A pre-qualification is the first step to getting a mortgage, and it’s when a lender looks at your income, debt and assets to determine the maximum you can spend on a purchase. Getting a price point before shopping for a house means you don’t waste time looking at homes you can’t buy. And once you’re ready to make an offer, a pre-qualification letter from your bank says you’re a serious buyer, and sellers may give more attention to your offer.

 2. All mortgages are created equal

Anyone who says all mortgages are the same doesn’t have a clue about home loan programs. It’s true that all mortgages serve the same purpose, which is to provide financing for a home purchase. But there are different programs, and a program that works for one borrower may not work for another. So when you apply for a mortgage, don’t think aconventional loan is the only option.

Ask your loan officer for information on different programs to see which is the right match for you. Some programs allow for a lower credit score, a higher debt percentage and a lower down payment. It’s tempting to get a mortgage from a bank you have an account with, but not all lenders offer the same products. Even if you request a mortgage quote from your personal bank, you should still shop around and see what other banks can offer.


Are You Searching whole of market

3. Borrow as much as you can

If you’re approved for £250,000, some people might encourage borrowing at your max and getting your dream house. But borrowing your max is dangerous and could result in being house-poor.

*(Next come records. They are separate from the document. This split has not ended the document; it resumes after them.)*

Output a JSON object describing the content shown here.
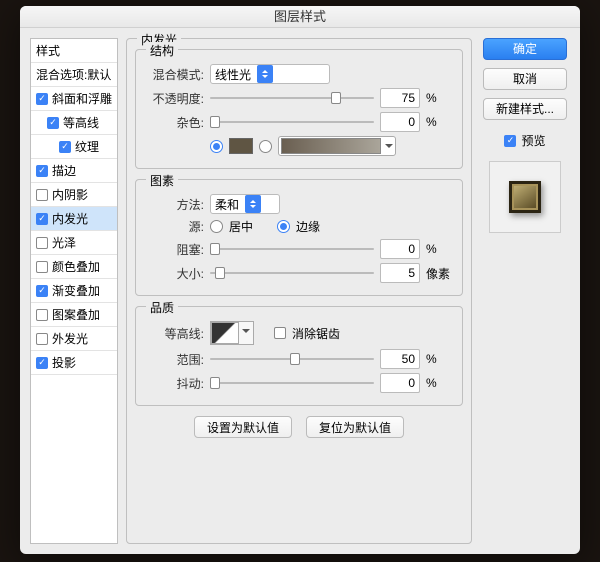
{
  "window": {
    "title": "图层样式"
  },
  "sidebar": {
    "header_styles": "样式",
    "header_blend": "混合选项:默认",
    "items": [
      {
        "label": "斜面和浮雕",
        "checked": true,
        "indent": 0
      },
      {
        "label": "等高线",
        "checked": true,
        "indent": 1
      },
      {
        "label": "纹理",
        "checked": true,
        "indent": 2
      },
      {
        "label": "描边",
        "checked": true,
        "indent": 0
      },
      {
        "label": "内阴影",
        "checked": false,
        "indent": 0
      },
      {
        "label": "内发光",
        "checked": true,
        "indent": 0,
        "selected": true
      },
      {
        "label": "光泽",
        "checked": false,
        "indent": 0
      },
      {
        "label": "颜色叠加",
        "checked": false,
        "indent": 0
      },
      {
        "label": "渐变叠加",
        "checked": true,
        "indent": 0
      },
      {
        "label": "图案叠加",
        "checked": false,
        "indent": 0
      },
      {
        "label": "外发光",
        "checked": false,
        "indent": 0
      },
      {
        "label": "投影",
        "checked": true,
        "indent": 0
      }
    ]
  },
  "panel": {
    "title": "内发光"
  },
  "structure": {
    "title": "结构",
    "blend_label": "混合模式:",
    "blend_value": "线性光",
    "opacity_label": "不透明度:",
    "opacity_value": "75",
    "opacity_unit": "%",
    "noise_label": "杂色:",
    "noise_value": "0",
    "noise_unit": "%",
    "color_swatch": "#5f5543"
  },
  "elements": {
    "title": "图素",
    "technique_label": "方法:",
    "technique_value": "柔和",
    "source_label": "源:",
    "source_center": "居中",
    "source_edge": "边缘",
    "choke_label": "阻塞:",
    "choke_value": "0",
    "choke_unit": "%",
    "size_label": "大小:",
    "size_value": "5",
    "size_unit": "像素"
  },
  "quality": {
    "title": "品质",
    "contour_label": "等高线:",
    "antialias_label": "消除锯齿",
    "range_label": "范围:",
    "range_value": "50",
    "range_unit": "%",
    "jitter_label": "抖动:",
    "jitter_value": "0",
    "jitter_unit": "%"
  },
  "buttons": {
    "set_default": "设置为默认值",
    "reset_default": "复位为默认值"
  },
  "right": {
    "ok": "确定",
    "cancel": "取消",
    "new_style": "新建样式...",
    "preview": "预览"
  }
}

A home purchase can be more expensive than you ever anticipated, especially once you add in the cost of utilities, repairs and home maintenance. And unfortunately, if you don’t leave wiggle room in your budget, you won’t have funds to deal with unexpected expenses. Borrowing less than you can afford can result in buying a smaller house. But on the upside, you’ll have a smaller mortgage payment, and you’ll pay a smaller down payment and fewer closing costs.

4. Always choose the mortgage with the lowest rate

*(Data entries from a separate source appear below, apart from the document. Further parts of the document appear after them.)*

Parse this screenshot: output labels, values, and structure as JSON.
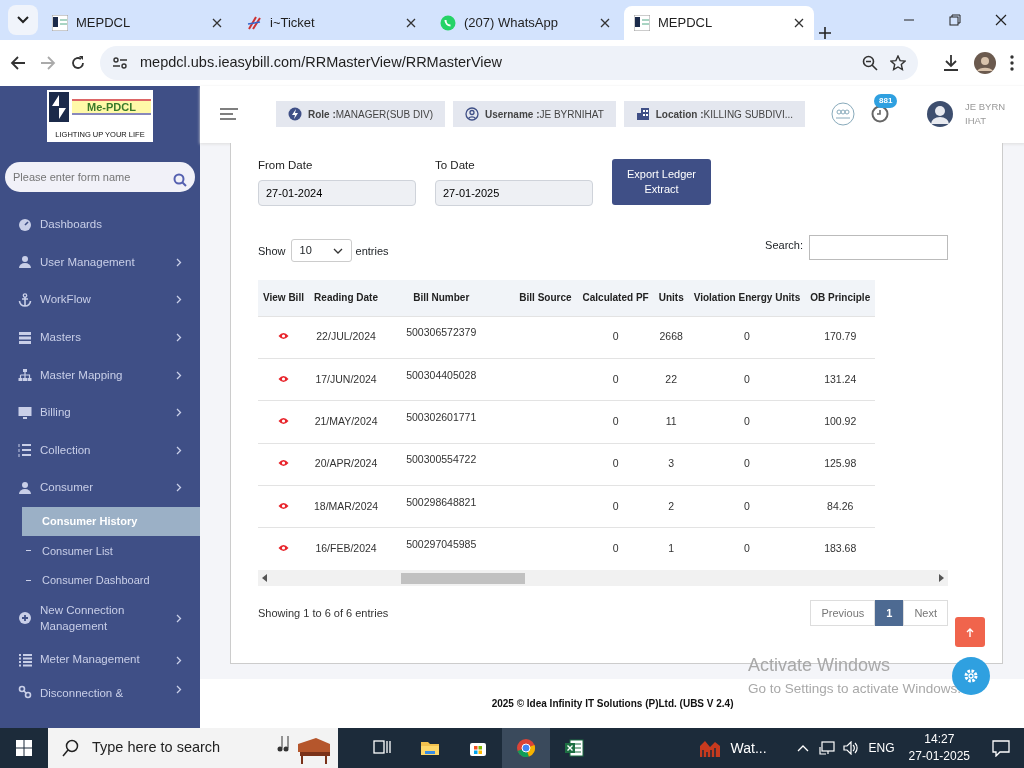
{
  "browser": {
    "tabs": [
      {
        "title": "MEPDCL",
        "selected": false
      },
      {
        "title": "i~Ticket",
        "selected": false
      },
      {
        "title": "(207) WhatsApp",
        "selected": false
      },
      {
        "title": "MEPDCL",
        "selected": true
      }
    ],
    "url": "mepdcl.ubs.ieasybill.com/RRMasterView/RRMasterView"
  },
  "sidebar": {
    "logo_text": "Me-PDCL",
    "logo_tagline": "LIGHTING UP YOUR LIFE",
    "search_placeholder": "Please enter form name",
    "items": [
      {
        "label": "Dashboards",
        "has_submenu": false
      },
      {
        "label": "User Management",
        "has_submenu": true
      },
      {
        "label": "WorkFlow",
        "has_submenu": true
      },
      {
        "label": "Masters",
        "has_submenu": true
      },
      {
        "label": "Master Mapping",
        "has_submenu": true
      },
      {
        "label": "Billing",
        "has_submenu": true
      },
      {
        "label": "Collection",
        "has_submenu": true
      },
      {
        "label": "Consumer",
        "has_submenu": true,
        "expanded": true,
        "children": [
          {
            "label": "Consumer History",
            "selected": true
          },
          {
            "label": "Consumer List",
            "selected": false
          },
          {
            "label": "Consumer Dashboard",
            "selected": false
          }
        ]
      },
      {
        "label": "New Connection Management",
        "has_submenu": true
      },
      {
        "label": "Meter Management",
        "has_submenu": true
      },
      {
        "label": "Disconnection &",
        "has_submenu": true
      }
    ]
  },
  "header": {
    "chips": [
      {
        "label": "Role :",
        "value": "MANAGER(SUB DIV)"
      },
      {
        "label": "Username :",
        "value": "JE BYRNIHAT"
      },
      {
        "label": "Location :",
        "value": "KILLING SUBDIVI..."
      }
    ],
    "notification_count": "881",
    "user_lines": [
      "JE BYRN",
      "IHAT"
    ]
  },
  "form": {
    "from_label": "From Date",
    "from_value": "27-01-2024",
    "to_label": "To Date",
    "to_value": "27-01-2025",
    "export_button": "Export Ledger Extract"
  },
  "table": {
    "show_label": "Show",
    "page_length": "10",
    "entries_label": "entries",
    "search_label": "Search:",
    "columns": [
      "View Bill",
      "Reading Date",
      "Bill Number",
      "Bill Source",
      "Calculated PF",
      "Units",
      "Violation Energy Units",
      "OB Principle"
    ],
    "rows": [
      {
        "reading_date": "22/JUL/2024",
        "bill_number": "500306572379",
        "calculated_pf": "0",
        "units": "2668",
        "violation_units": "0",
        "ob_principle": "170.79"
      },
      {
        "reading_date": "17/JUN/2024",
        "bill_number": "500304405028",
        "calculated_pf": "0",
        "units": "22",
        "violation_units": "0",
        "ob_principle": "131.24"
      },
      {
        "reading_date": "21/MAY/2024",
        "bill_number": "500302601771",
        "calculated_pf": "0",
        "units": "11",
        "violation_units": "0",
        "ob_principle": "100.92"
      },
      {
        "reading_date": "20/APR/2024",
        "bill_number": "500300554722",
        "calculated_pf": "0",
        "units": "3",
        "violation_units": "0",
        "ob_principle": "125.98"
      },
      {
        "reading_date": "18/MAR/2024",
        "bill_number": "500298648821",
        "calculated_pf": "0",
        "units": "2",
        "violation_units": "0",
        "ob_principle": "84.26"
      },
      {
        "reading_date": "16/FEB/2024",
        "bill_number": "500297045985",
        "calculated_pf": "0",
        "units": "1",
        "violation_units": "0",
        "ob_principle": "183.68"
      }
    ],
    "info": "Showing 1 to 6 of 6 entries",
    "previous": "Previous",
    "pages": [
      {
        "label": "1",
        "selected": true
      }
    ],
    "next": "Next"
  },
  "footer": "2025 © Idea Infinity IT Solutions (P)Ltd. (UBS V 2.4)",
  "activation_notice": {
    "title": "Activate Windows",
    "subtitle": "Go to Settings to activate Windows."
  },
  "taskbar": {
    "search_placeholder": "Type here to search",
    "tray_app": "Wat...",
    "language": "ENG",
    "time": "14:27",
    "date": "27-01-2025"
  }
}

When shopping for a home loan, some may also advise accepting the mortgage with the lowest interest rate. A lower rate saves money because you’ll receive a cheaper mortgage payment and you’ll pay less over the mortgage term. This sounds like pretty good advice. The problem, however, is that the mortgage with the lowest rate may not be the best choice for your situation.

Adjustable rate mortgages typically offer lower rates than a fixed rate mortgage during the initial years. This is an attraction option, and yes, you’ll save money. But an adjustable rate mortgage only has a fixed rate for the first three to seven years, and then the rate resets every year thereafter. So there’s a strong chance that your mortgage rate will increase in the future and drive up your mortgage payment.

This doesn’t mean adjustable rate mortgages should be avoided at all costs. This type of mortgage can work when you foresee moving before the rate resets.

5. Get a short sale if you can’t sell the property

If you’re underwater and can’t sell your house, some people will advise a short sale. Your lender has to approve this transaction, but if approved, you can sell the property for less than you owe. If you’re experiencing financial hardship, going through a divorce, or need to sell the house because you’re relocating for work, a short sale helps you get rid of the mortgage quick. But although a short sale may seem like the answer you’re waiting for, make sure you know the consequences.

Even if your lender approves the transaction, the way the bank reports the short sale on your credit report can have a negative impact on your credit score. The bank isn’t likely to report the loan “paid in full.” Instead, they’ll probably report the loan as “settled for less than balance due.” A short sale is a derogatory item that remains on your credit report for up to seven years. Your credit score will drop, and it can take three to four years before you’re able to qualify for another mortgage.

Unfortunately, some lenders approve a short sale but don’t fully explain the consequences to the borrower. Ideally, you should only consider this as a last resort. If you can’t sell, see if you can wait it out until the market improves, maybe stay in the home or rent it out.

Not all mortgage advice is good advice, so its important that you learn how to distinguish helpful tips from the bad ones.

**Content curated source can be located here:

Related Post